Task objective: Reproduce all of the listing below without alteration.
--- START ---
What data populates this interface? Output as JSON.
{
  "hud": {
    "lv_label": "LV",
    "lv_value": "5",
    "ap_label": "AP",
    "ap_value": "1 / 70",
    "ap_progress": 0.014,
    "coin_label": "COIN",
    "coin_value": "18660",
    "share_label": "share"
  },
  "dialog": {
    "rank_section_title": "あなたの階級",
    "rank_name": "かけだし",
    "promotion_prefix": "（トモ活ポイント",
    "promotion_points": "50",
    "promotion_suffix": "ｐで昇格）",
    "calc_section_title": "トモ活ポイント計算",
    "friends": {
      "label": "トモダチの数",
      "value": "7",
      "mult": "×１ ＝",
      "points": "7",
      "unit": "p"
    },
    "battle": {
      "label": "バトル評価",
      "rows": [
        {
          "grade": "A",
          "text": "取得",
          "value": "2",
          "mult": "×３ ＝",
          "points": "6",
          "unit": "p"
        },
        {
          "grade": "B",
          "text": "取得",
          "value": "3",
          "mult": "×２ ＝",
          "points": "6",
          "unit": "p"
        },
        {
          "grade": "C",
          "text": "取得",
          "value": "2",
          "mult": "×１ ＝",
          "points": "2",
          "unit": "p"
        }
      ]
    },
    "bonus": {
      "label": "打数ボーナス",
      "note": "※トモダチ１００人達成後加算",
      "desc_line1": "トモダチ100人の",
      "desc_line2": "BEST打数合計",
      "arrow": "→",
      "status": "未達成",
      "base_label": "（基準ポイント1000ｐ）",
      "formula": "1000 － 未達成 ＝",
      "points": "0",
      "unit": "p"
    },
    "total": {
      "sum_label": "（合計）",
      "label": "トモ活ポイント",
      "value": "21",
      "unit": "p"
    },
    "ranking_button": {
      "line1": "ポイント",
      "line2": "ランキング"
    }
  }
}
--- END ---
Result for this task:
What data populates this interface? Output as JSON.
{
  "hud": {
    "lv_label": "LV",
    "lv_value": "5",
    "ap_label": "AP",
    "ap_value": "1 / 70",
    "ap_progress": 0.014,
    "coin_label": "COIN",
    "coin_value": "18660",
    "share_label": "share"
  },
  "dialog": {
    "rank_section_title": "あなたの階級",
    "rank_name": "かけだし",
    "promotion_prefix": "（トモ活ポイント",
    "promotion_points": "50",
    "promotion_suffix": "ｐで昇格）",
    "calc_section_title": "トモ活ポイント計算",
    "friends": {
      "label": "トモダチの数",
      "value": "7",
      "mult": "×１ ＝",
      "points": "7",
      "unit": "p"
    },
    "battle": {
      "label": "バトル評価",
      "rows": [
        {
          "grade": "A",
          "text": "取得",
          "value": "2",
          "mult": "×３ ＝",
          "points": "6",
          "unit": "p"
        },
        {
          "grade": "B",
          "text": "取得",
          "value": "3",
          "mult": "×２ ＝",
          "points": "6",
          "unit": "p"
        },
        {
          "grade": "C",
          "text": "取得",
          "value": "2",
          "mult": "×１ ＝",
          "points": "2",
          "unit": "p"
        }
      ]
    },
    "bonus": {
      "label": "打数ボーナス",
      "note": "※トモダチ１００人達成後加算",
      "desc_line1": "トモダチ100人の",
      "desc_line2": "BEST打数合計",
      "arrow": "→",
      "status": "未達成",
      "base_label": "（基準ポイント1000ｐ）",
      "formula": "1000 － 未達成 ＝",
      "points": "0",
      "unit": "p"
    },
    "total": {
      "sum_label": "（合計）",
      "label": "トモ活ポイント",
      "value": "21",
      "unit": "p"
    },
    "ranking_button": {
      "line1": "ポイント",
      "line2": "ランキング"
    }
  }
}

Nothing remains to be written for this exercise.